### What the exercise asks
In the entries that follow, find the word "score" and report each line it is on.

### Records supplied

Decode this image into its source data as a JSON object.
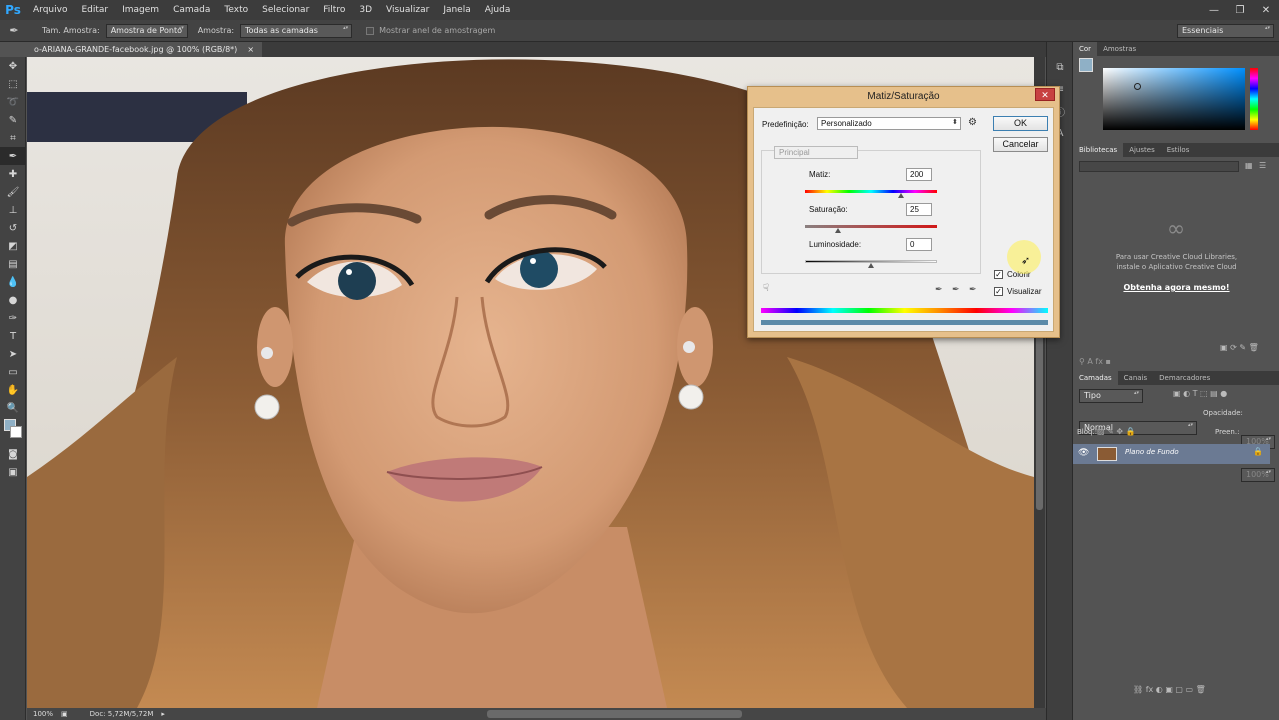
{
  "app": {
    "logo": "Ps"
  },
  "menu": [
    "Arquivo",
    "Editar",
    "Imagem",
    "Camada",
    "Texto",
    "Selecionar",
    "Filtro",
    "3D",
    "Visualizar",
    "Janela",
    "Ajuda"
  ],
  "window_controls": [
    "—",
    "❐",
    "✕"
  ],
  "options_bar": {
    "sample_size_label": "Tam. Amostra:",
    "sample_size_value": "Amostra de Ponto",
    "sample_label": "Amostra:",
    "sample_value": "Todas as camadas",
    "show_ring_label": "Mostrar anel de amostragem",
    "workspace": "Essenciais"
  },
  "document_tab": {
    "title": "o-ARIANA-GRANDE-facebook.jpg @ 100% (RGB/8*)",
    "close": "×"
  },
  "status_bar": {
    "zoom": "100%",
    "doc": "Doc: 5,72M/5,72M"
  },
  "color_panel": {
    "tabs": [
      "Cor",
      "Amostras"
    ],
    "foreground": "#8fb0c6"
  },
  "libraries_panel": {
    "tabs": [
      "Bibliotecas",
      "Ajustes",
      "Estilos"
    ],
    "message_line1": "Para usar Creative Cloud Libraries,",
    "message_line2": "instale o Aplicativo Creative Cloud",
    "link": "Obtenha agora mesmo!"
  },
  "layers_panel": {
    "tabs": [
      "Camadas",
      "Canais",
      "Demarcadores"
    ],
    "filter": "Tipo",
    "blend_mode": "Normal",
    "opacity_label": "Opacidade:",
    "opacity_value": "100%",
    "lock_label": "Bloq.:",
    "fill_label": "Preen.:",
    "fill_value": "100%",
    "layer_name": "Plano de Fundo"
  },
  "dialog": {
    "title": "Matiz/Saturação",
    "close": "✕",
    "preset_label": "Predefinição:",
    "preset_value": "Personalizado",
    "ok": "OK",
    "cancel": "Cancelar",
    "channel": "Principal",
    "hue_label": "Matiz:",
    "hue_value": "200",
    "saturation_label": "Saturação:",
    "saturation_value": "25",
    "lightness_label": "Luminosidade:",
    "lightness_value": "0",
    "colorize_label": "Colorir",
    "colorize_checked": true,
    "preview_label": "Visualizar",
    "preview_checked": true,
    "hue_slider": 0.73,
    "saturation_slider": 0.25,
    "lightness_slider": 0.5
  }
}
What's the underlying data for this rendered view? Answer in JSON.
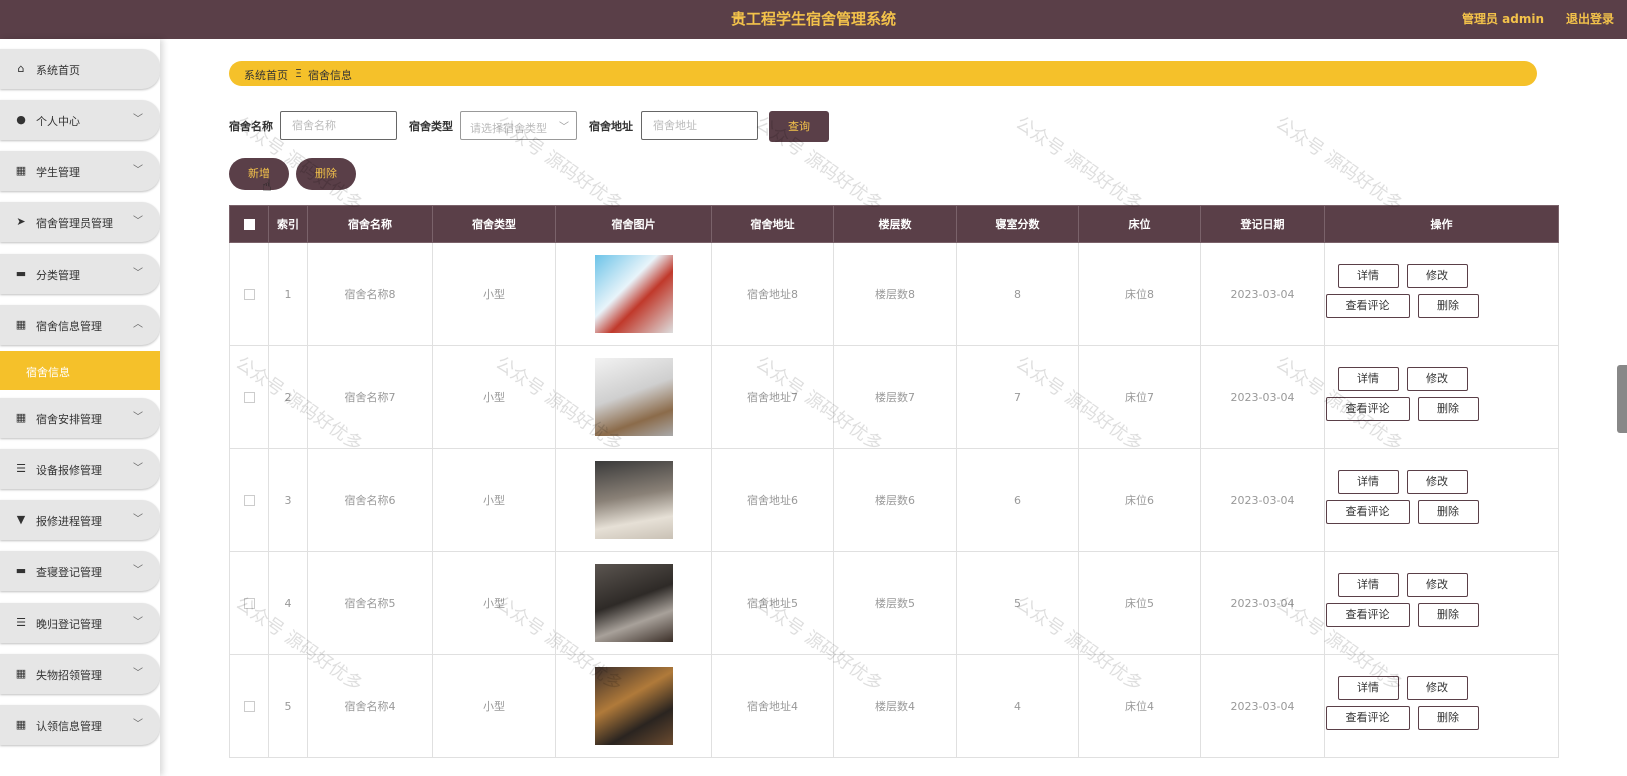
{
  "header": {
    "title": "贵工程学生宿舍管理系统",
    "admin_label": "管理员 admin",
    "logout_label": "退出登录"
  },
  "sidebar": {
    "items": [
      {
        "label": "系统首页",
        "icon": "home-icon",
        "glyph": "⌂",
        "arrow": ""
      },
      {
        "label": "个人中心",
        "icon": "user-icon",
        "glyph": "●",
        "arrow": "﹀"
      },
      {
        "label": "学生管理",
        "icon": "grid-icon",
        "glyph": "▦",
        "arrow": "﹀"
      },
      {
        "label": "宿舍管理员管理",
        "icon": "send-icon",
        "glyph": "➤",
        "arrow": "﹀"
      },
      {
        "label": "分类管理",
        "icon": "briefcase-icon",
        "glyph": "▬",
        "arrow": "﹀"
      },
      {
        "label": "宿舍信息管理",
        "icon": "grid-icon",
        "glyph": "▦",
        "arrow": "︿"
      },
      {
        "label": "宿舍信息",
        "icon": "",
        "glyph": "",
        "arrow": ""
      },
      {
        "label": "宿舍安排管理",
        "icon": "grid-icon",
        "glyph": "▦",
        "arrow": "﹀"
      },
      {
        "label": "设备报修管理",
        "icon": "list-icon",
        "glyph": "☰",
        "arrow": "﹀"
      },
      {
        "label": "报修进程管理",
        "icon": "stamp-icon",
        "glyph": "▼",
        "arrow": "﹀"
      },
      {
        "label": "查寝登记管理",
        "icon": "printer-icon",
        "glyph": "▬",
        "arrow": "﹀"
      },
      {
        "label": "晚归登记管理",
        "icon": "sliders-icon",
        "glyph": "☰",
        "arrow": "﹀"
      },
      {
        "label": "失物招领管理",
        "icon": "grid-icon",
        "glyph": "▦",
        "arrow": "﹀"
      },
      {
        "label": "认领信息管理",
        "icon": "grid-icon",
        "glyph": "▦",
        "arrow": "﹀"
      }
    ]
  },
  "breadcrumb": {
    "home": "系统首页",
    "separator": "Ξ",
    "current": "宿舍信息"
  },
  "search": {
    "name_label": "宿舍名称",
    "name_placeholder": "宿舍名称",
    "type_label": "宿舍类型",
    "type_placeholder": "请选择宿舍类型",
    "address_label": "宿舍地址",
    "address_placeholder": "宿舍地址",
    "query_button": "查询"
  },
  "actions": {
    "add_button": "新增",
    "delete_button": "删除"
  },
  "table": {
    "headers": [
      "索引",
      "宿舍名称",
      "宿舍类型",
      "宿舍图片",
      "宿舍地址",
      "楼层数",
      "寝室分数",
      "床位",
      "登记日期",
      "操作"
    ],
    "rows": [
      {
        "index": "1",
        "name": "宿舍名称8",
        "type": "小型",
        "address": "宿舍地址8",
        "floors": "楼层数8",
        "score": "8",
        "bed": "床位8",
        "date": "2023-03-04"
      },
      {
        "index": "2",
        "name": "宿舍名称7",
        "type": "小型",
        "address": "宿舍地址7",
        "floors": "楼层数7",
        "score": "7",
        "bed": "床位7",
        "date": "2023-03-04"
      },
      {
        "index": "3",
        "name": "宿舍名称6",
        "type": "小型",
        "address": "宿舍地址6",
        "floors": "楼层数6",
        "score": "6",
        "bed": "床位6",
        "date": "2023-03-04"
      },
      {
        "index": "4",
        "name": "宿舍名称5",
        "type": "小型",
        "address": "宿舍地址5",
        "floors": "楼层数5",
        "score": "5",
        "bed": "床位5",
        "date": "2023-03-04"
      },
      {
        "index": "5",
        "name": "宿舍名称4",
        "type": "小型",
        "address": "宿舍地址4",
        "floors": "楼层数4",
        "score": "4",
        "bed": "床位4",
        "date": "2023-03-04"
      }
    ],
    "op_labels": {
      "detail": "详情",
      "edit": "修改",
      "comments": "查看评论",
      "delete": "删除"
    }
  },
  "watermark": "公众号 源码好优多",
  "colors": {
    "primary": "#5a3f48",
    "accent": "#f5c12a",
    "header_text": "#f3c24a"
  }
}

### Answer box
        "score": "8",
        "score": "7",
        "score": "6",
        "score": "5",
        "score": "4",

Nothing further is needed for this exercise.